* PROBLEM DESCRIPTION *
Set down all the data again. Change nothing.

========

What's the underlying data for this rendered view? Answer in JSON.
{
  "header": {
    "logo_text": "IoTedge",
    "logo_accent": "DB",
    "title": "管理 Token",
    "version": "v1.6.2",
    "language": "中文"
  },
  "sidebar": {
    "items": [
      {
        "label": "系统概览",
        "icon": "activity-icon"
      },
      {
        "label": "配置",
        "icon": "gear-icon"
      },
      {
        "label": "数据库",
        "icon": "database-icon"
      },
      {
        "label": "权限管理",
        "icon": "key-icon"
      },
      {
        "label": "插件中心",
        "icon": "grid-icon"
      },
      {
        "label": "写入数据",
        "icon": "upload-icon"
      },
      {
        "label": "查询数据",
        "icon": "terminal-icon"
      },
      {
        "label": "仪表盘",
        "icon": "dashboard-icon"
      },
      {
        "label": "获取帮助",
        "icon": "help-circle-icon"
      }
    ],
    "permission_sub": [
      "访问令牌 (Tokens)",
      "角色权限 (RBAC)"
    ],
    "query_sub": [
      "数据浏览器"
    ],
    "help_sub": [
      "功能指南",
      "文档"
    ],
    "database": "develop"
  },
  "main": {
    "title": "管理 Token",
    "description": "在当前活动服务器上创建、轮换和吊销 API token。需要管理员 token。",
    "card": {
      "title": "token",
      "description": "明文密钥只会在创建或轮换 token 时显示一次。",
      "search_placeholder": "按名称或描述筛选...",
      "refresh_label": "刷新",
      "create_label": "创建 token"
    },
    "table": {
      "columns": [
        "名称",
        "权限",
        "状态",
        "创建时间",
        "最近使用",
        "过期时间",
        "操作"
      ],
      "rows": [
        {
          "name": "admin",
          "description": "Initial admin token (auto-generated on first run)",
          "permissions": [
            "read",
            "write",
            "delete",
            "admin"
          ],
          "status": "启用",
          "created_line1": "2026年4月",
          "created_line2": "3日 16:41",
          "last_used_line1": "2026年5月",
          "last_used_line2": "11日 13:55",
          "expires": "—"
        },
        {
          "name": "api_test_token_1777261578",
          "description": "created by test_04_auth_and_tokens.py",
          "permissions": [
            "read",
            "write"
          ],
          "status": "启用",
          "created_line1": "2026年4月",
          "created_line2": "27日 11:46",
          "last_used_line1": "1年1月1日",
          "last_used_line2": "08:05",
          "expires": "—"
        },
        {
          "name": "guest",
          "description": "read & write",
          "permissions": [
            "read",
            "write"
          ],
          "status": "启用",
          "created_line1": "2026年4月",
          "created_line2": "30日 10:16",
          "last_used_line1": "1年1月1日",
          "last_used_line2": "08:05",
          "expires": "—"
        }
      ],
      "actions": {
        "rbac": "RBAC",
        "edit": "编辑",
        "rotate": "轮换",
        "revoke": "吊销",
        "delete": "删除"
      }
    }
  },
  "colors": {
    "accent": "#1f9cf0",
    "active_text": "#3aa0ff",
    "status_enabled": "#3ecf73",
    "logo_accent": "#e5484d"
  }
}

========

* TASK OUTPUT *
What's the underlying data for this rendered view? Answer in JSON.
{
  "header": {
    "logo_text": "IoTedge",
    "logo_accent": "DB",
    "title": "管理 Token",
    "version": "v1.6.2",
    "language": "中文"
  },
  "sidebar": {
    "items": [
      {
        "label": "系统概览",
        "icon": "activity-icon"
      },
      {
        "label": "配置",
        "icon": "gear-icon"
      },
      {
        "label": "数据库",
        "icon": "database-icon"
      },
      {
        "label": "权限管理",
        "icon": "key-icon"
      },
      {
        "label": "插件中心",
        "icon": "grid-icon"
      },
      {
        "label": "写入数据",
        "icon": "upload-icon"
      },
      {
        "label": "查询数据",
        "icon": "terminal-icon"
      },
      {
        "label": "仪表盘",
        "icon": "dashboard-icon"
      },
      {
        "label": "获取帮助",
        "icon": "help-circle-icon"
      }
    ],
    "permission_sub": [
      "访问令牌 (Tokens)",
      "角色权限 (RBAC)"
    ],
    "query_sub": [
      "数据浏览器"
    ],
    "help_sub": [
      "功能指南",
      "文档"
    ],
    "database": "develop"
  },
  "main": {
    "title": "管理 Token",
    "description": "在当前活动服务器上创建、轮换和吊销 API token。需要管理员 token。",
    "card": {
      "title": "token",
      "description": "明文密钥只会在创建或轮换 token 时显示一次。",
      "search_placeholder": "按名称或描述筛选...",
      "refresh_label": "刷新",
      "create_label": "创建 token"
    },
    "table": {
      "columns": [
        "名称",
        "权限",
        "状态",
        "创建时间",
        "最近使用",
        "过期时间",
        "操作"
      ],
      "rows": [
        {
          "name": "admin",
          "description": "Initial admin token (auto-generated on first run)",
          "permissions": [
            "read",
            "write",
            "delete",
            "admin"
          ],
          "status": "启用",
          "created_line1": "2026年4月",
          "created_line2": "3日 16:41",
          "last_used_line1": "2026年5月",
          "last_used_line2": "11日 13:55",
          "expires": "—"
        },
        {
          "name": "api_test_token_1777261578",
          "description": "created by test_04_auth_and_tokens.py",
          "permissions": [
            "read",
            "write"
          ],
          "status": "启用",
          "created_line1": "2026年4月",
          "created_line2": "27日 11:46",
          "last_used_line1": "1年1月1日",
          "last_used_line2": "08:05",
          "expires": "—"
        },
        {
          "name": "guest",
          "description": "read & write",
          "permissions": [
            "read",
            "write"
          ],
          "status": "启用",
          "created_line1": "2026年4月",
          "created_line2": "30日 10:16",
          "last_used_line1": "1年1月1日",
          "last_used_line2": "08:05",
          "expires": "—"
        }
      ],
      "actions": {
        "rbac": "RBAC",
        "edit": "编辑",
        "rotate": "轮换",
        "revoke": "吊销",
        "delete": "删除"
      }
    }
  },
  "colors": {
    "accent": "#1f9cf0",
    "active_text": "#3aa0ff",
    "status_enabled": "#3ecf73",
    "logo_accent": "#e5484d"
  }
}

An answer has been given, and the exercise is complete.